▸ What you should do: An exact copy of all the entries is needed, with no images in it.
◆ ◆ ◆
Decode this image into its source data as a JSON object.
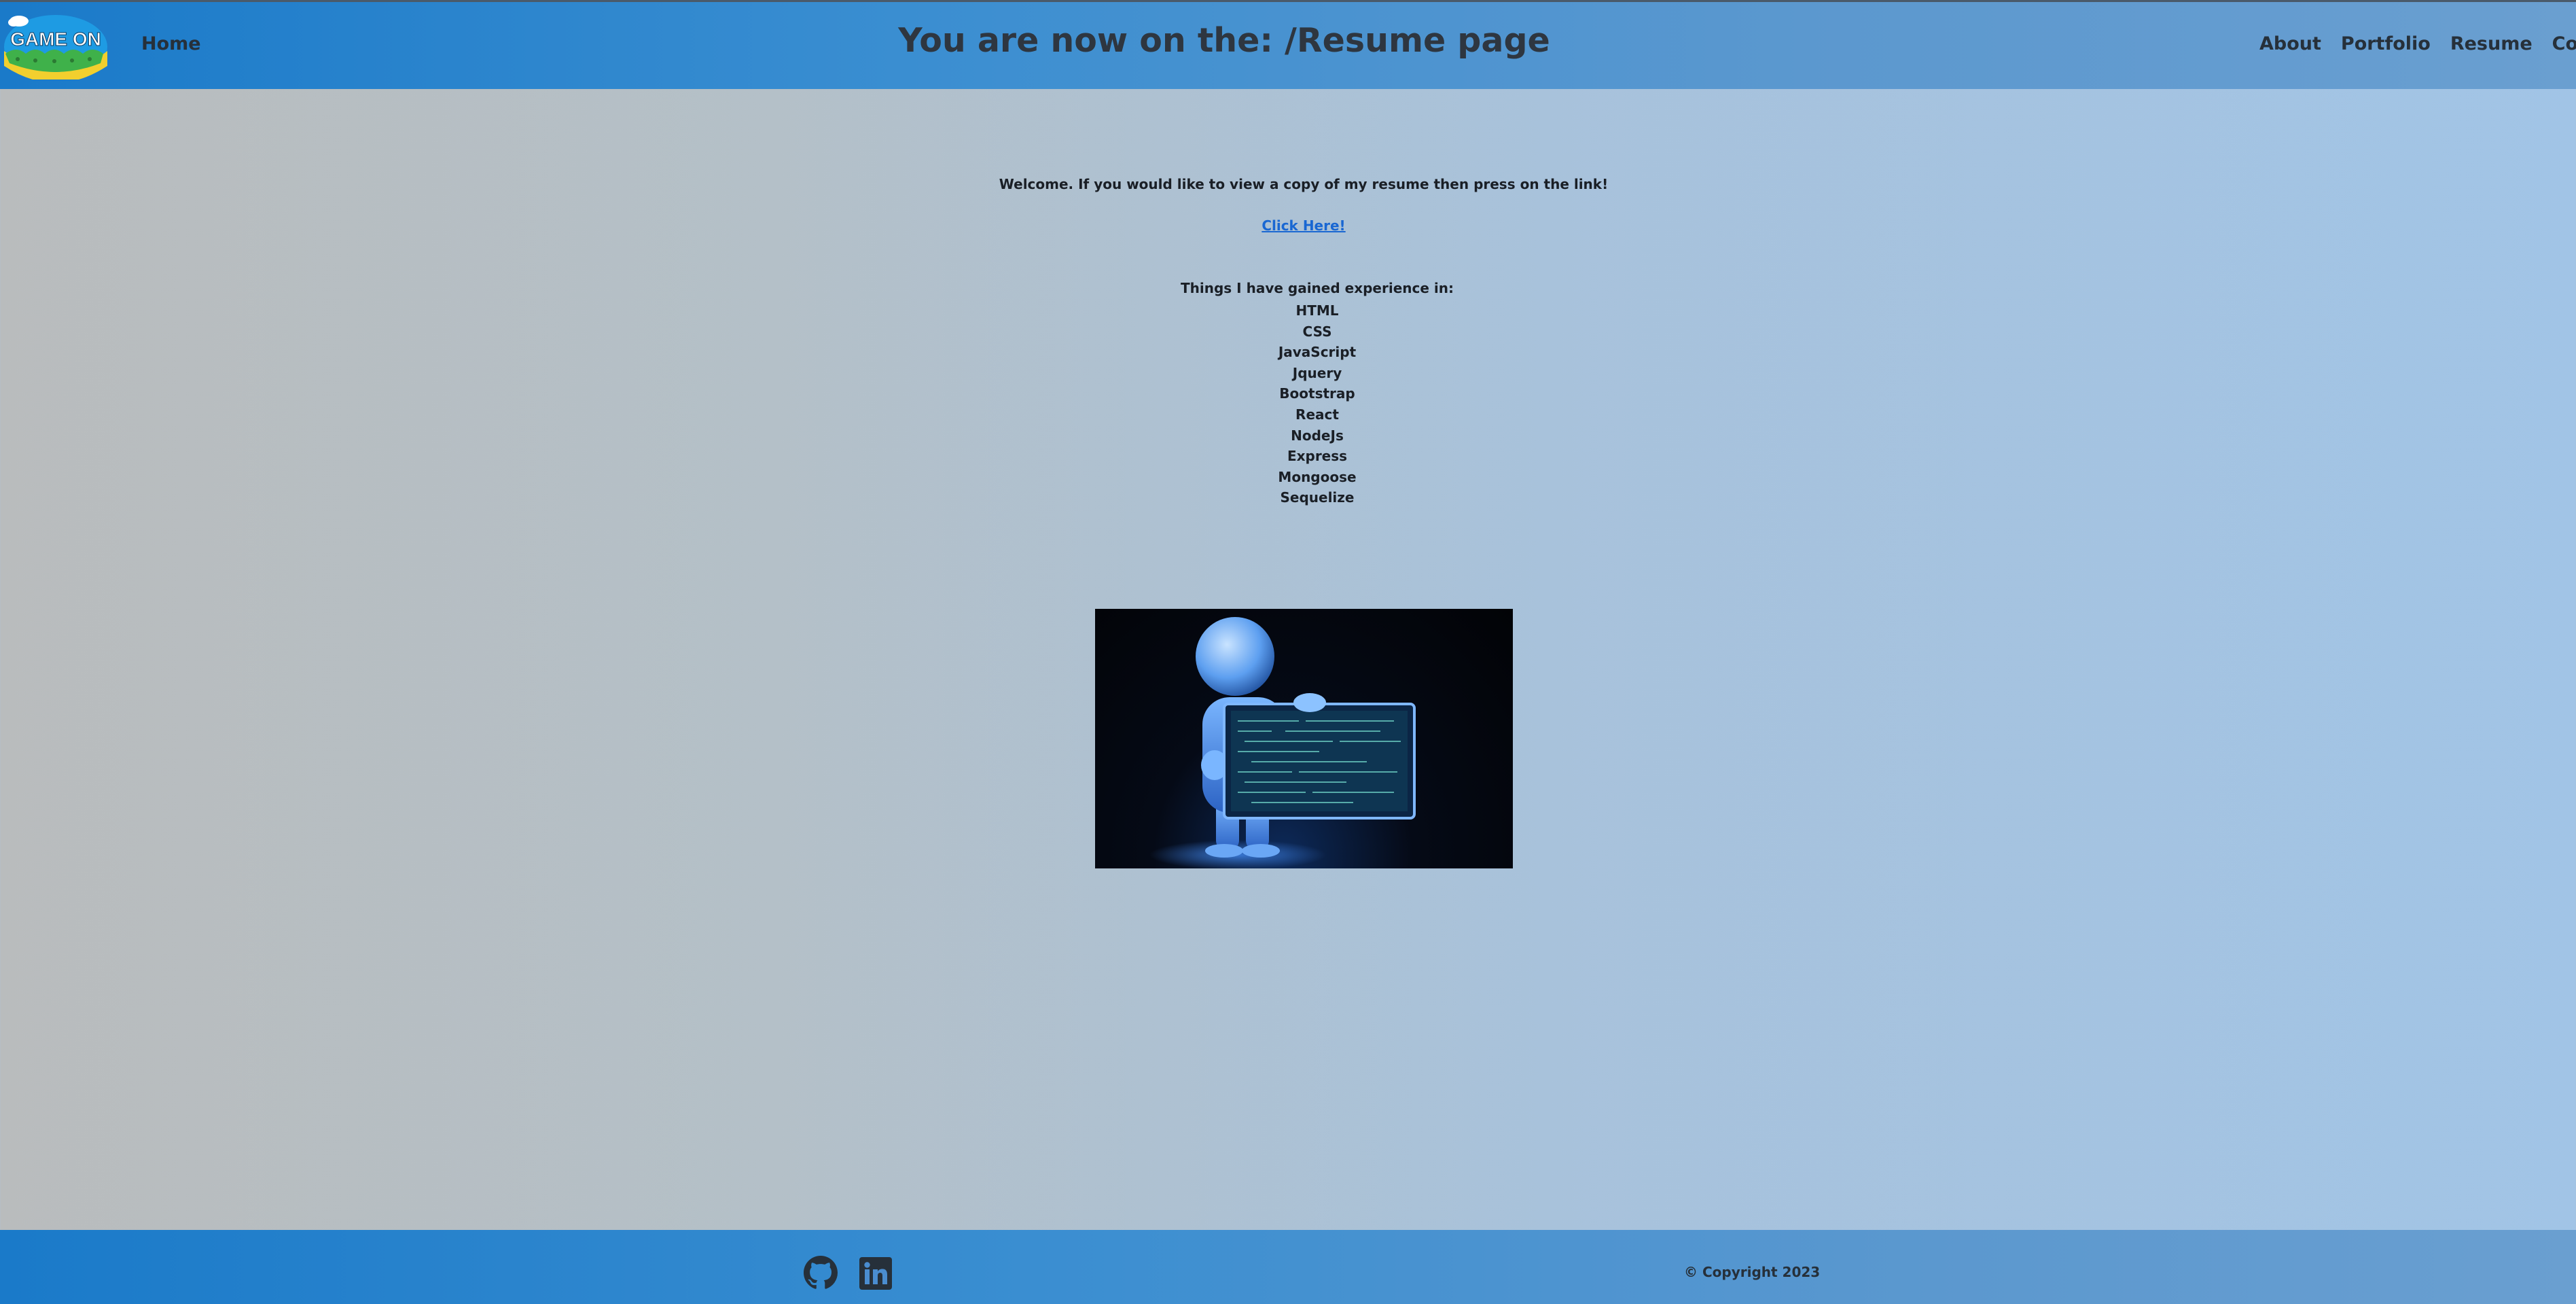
{
  "header": {
    "logo_text": "GAME ON",
    "home_label": "Home",
    "title": "You are now on the: /Resume page",
    "nav": [
      "About",
      "Portfolio",
      "Resume",
      "Contact"
    ]
  },
  "main": {
    "welcome": "Welcome. If you would like to view a copy of my resume then press on the link!",
    "link_label": "Click Here!",
    "experience_heading": "Things I have gained experience in:",
    "skills": [
      "HTML",
      "CSS",
      "JavaScript",
      "Jquery",
      "Bootstrap",
      "React",
      "NodeJs",
      "Express",
      "Mongoose",
      "Sequelize"
    ],
    "image_icon": "glowing-figure-holding-code-screen"
  },
  "footer": {
    "icons": [
      "github-icon",
      "linkedin-icon"
    ],
    "copyright": "© Copyright 2023"
  },
  "colors": {
    "header_gradient_start": "#1a7ac9",
    "header_gradient_end": "#6a9fd0",
    "link": "#1967d2",
    "text": "#1a1f26"
  }
}
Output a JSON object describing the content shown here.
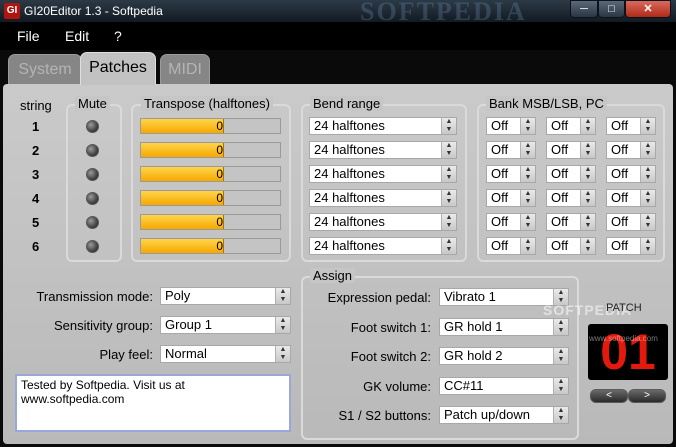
{
  "window": {
    "title": "GI20Editor 1.3 - Softpedia",
    "watermark": "SOFTPEDIA",
    "icon_text": "GI"
  },
  "caption": {
    "minimize": "─",
    "maximize": "□",
    "close": "✕"
  },
  "menu": [
    "File",
    "Edit",
    "?"
  ],
  "tabs": [
    {
      "label": "System",
      "active": false
    },
    {
      "label": "Patches",
      "active": true
    },
    {
      "label": "MIDI",
      "active": false
    }
  ],
  "headers": {
    "string": "string",
    "mute": "Mute",
    "transpose": "Transpose (halftones)",
    "bend": "Bend range",
    "bank": "Bank MSB/LSB, PC",
    "assign": "Assign"
  },
  "strings": [
    {
      "num": "1",
      "transpose": "0",
      "bend": "24 halftones",
      "msb": "Off",
      "lsb": "Off",
      "pc": "Off"
    },
    {
      "num": "2",
      "transpose": "0",
      "bend": "24 halftones",
      "msb": "Off",
      "lsb": "Off",
      "pc": "Off"
    },
    {
      "num": "3",
      "transpose": "0",
      "bend": "24 halftones",
      "msb": "Off",
      "lsb": "Off",
      "pc": "Off"
    },
    {
      "num": "4",
      "transpose": "0",
      "bend": "24 halftones",
      "msb": "Off",
      "lsb": "Off",
      "pc": "Off"
    },
    {
      "num": "5",
      "transpose": "0",
      "bend": "24 halftones",
      "msb": "Off",
      "lsb": "Off",
      "pc": "Off"
    },
    {
      "num": "6",
      "transpose": "0",
      "bend": "24 halftones",
      "msb": "Off",
      "lsb": "Off",
      "pc": "Off"
    }
  ],
  "transpose_fill_fraction": 0.6,
  "left_settings": [
    {
      "label": "Transmission mode:",
      "value": "Poly"
    },
    {
      "label": "Sensitivity group:",
      "value": "Group 1"
    },
    {
      "label": "Play feel:",
      "value": "Normal"
    }
  ],
  "assign": [
    {
      "label": "Expression pedal:",
      "value": "Vibrato 1"
    },
    {
      "label": "Foot switch 1:",
      "value": "GR hold 1"
    },
    {
      "label": "Foot switch 2:",
      "value": "GR hold 2"
    },
    {
      "label": "GK volume:",
      "value": "CC#11"
    },
    {
      "label": "S1 / S2 buttons:",
      "value": "Patch up/down"
    }
  ],
  "memo": {
    "line1": "Tested by Softpedia. Visit us at",
    "line2": "www.softpedia.com"
  },
  "patch": {
    "title": "PATCH",
    "number": "01",
    "prev": "<",
    "next": ">"
  },
  "watermark2": {
    "brand": "SOFTPEDIA",
    "url": "www.softpedia.com"
  },
  "colors": {
    "slider_fill": "#f6a800",
    "patch_digits": "#e21a0e",
    "close_button": "#b12a18"
  }
}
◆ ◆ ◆
▸ Answer box:
Decode this image into its source data as a JSON object.
{
  "header": {
    "logo_text": "GAME ON",
    "home_label": "Home",
    "title": "You are now on the: /Resume page",
    "nav": [
      "About",
      "Portfolio",
      "Resume",
      "Contact"
    ]
  },
  "main": {
    "welcome": "Welcome. If you would like to view a copy of my resume then press on the link!",
    "link_label": "Click Here!",
    "experience_heading": "Things I have gained experience in:",
    "skills": [
      "HTML",
      "CSS",
      "JavaScript",
      "Jquery",
      "Bootstrap",
      "React",
      "NodeJs",
      "Express",
      "Mongoose",
      "Sequelize"
    ],
    "image_icon": "glowing-figure-holding-code-screen"
  },
  "footer": {
    "icons": [
      "github-icon",
      "linkedin-icon"
    ],
    "copyright": "© Copyright 2023"
  },
  "colors": {
    "header_gradient_start": "#1a7ac9",
    "header_gradient_end": "#6a9fd0",
    "link": "#1967d2",
    "text": "#1a1f26"
  }
}
Output a JSON object describing the content shown here.
{
  "window": {
    "title": "GI20Editor 1.3 - Softpedia",
    "watermark": "SOFTPEDIA",
    "icon_text": "GI"
  },
  "caption": {
    "minimize": "─",
    "maximize": "□",
    "close": "✕"
  },
  "menu": [
    "File",
    "Edit",
    "?"
  ],
  "tabs": [
    {
      "label": "System",
      "active": false
    },
    {
      "label": "Patches",
      "active": true
    },
    {
      "label": "MIDI",
      "active": false
    }
  ],
  "headers": {
    "string": "string",
    "mute": "Mute",
    "transpose": "Transpose (halftones)",
    "bend": "Bend range",
    "bank": "Bank MSB/LSB, PC",
    "assign": "Assign"
  },
  "strings": [
    {
      "num": "1",
      "transpose": "0",
      "bend": "24 halftones",
      "msb": "Off",
      "lsb": "Off",
      "pc": "Off"
    },
    {
      "num": "2",
      "transpose": "0",
      "bend": "24 halftones",
      "msb": "Off",
      "lsb": "Off",
      "pc": "Off"
    },
    {
      "num": "3",
      "transpose": "0",
      "bend": "24 halftones",
      "msb": "Off",
      "lsb": "Off",
      "pc": "Off"
    },
    {
      "num": "4",
      "transpose": "0",
      "bend": "24 halftones",
      "msb": "Off",
      "lsb": "Off",
      "pc": "Off"
    },
    {
      "num": "5",
      "transpose": "0",
      "bend": "24 halftones",
      "msb": "Off",
      "lsb": "Off",
      "pc": "Off"
    },
    {
      "num": "6",
      "transpose": "0",
      "bend": "24 halftones",
      "msb": "Off",
      "lsb": "Off",
      "pc": "Off"
    }
  ],
  "transpose_fill_fraction": 0.6,
  "left_settings": [
    {
      "label": "Transmission mode:",
      "value": "Poly"
    },
    {
      "label": "Sensitivity group:",
      "value": "Group 1"
    },
    {
      "label": "Play feel:",
      "value": "Normal"
    }
  ],
  "assign": [
    {
      "label": "Expression pedal:",
      "value": "Vibrato 1"
    },
    {
      "label": "Foot switch 1:",
      "value": "GR hold 1"
    },
    {
      "label": "Foot switch 2:",
      "value": "GR hold 2"
    },
    {
      "label": "GK volume:",
      "value": "CC#11"
    },
    {
      "label": "S1 / S2 buttons:",
      "value": "Patch up/down"
    }
  ],
  "memo": {
    "line1": "Tested by Softpedia. Visit us at",
    "line2": "www.softpedia.com"
  },
  "patch": {
    "title": "PATCH",
    "number": "01",
    "prev": "<",
    "next": ">"
  },
  "watermark2": {
    "brand": "SOFTPEDIA",
    "url": "www.softpedia.com"
  },
  "colors": {
    "slider_fill": "#f6a800",
    "patch_digits": "#e21a0e",
    "close_button": "#b12a18"
  }
}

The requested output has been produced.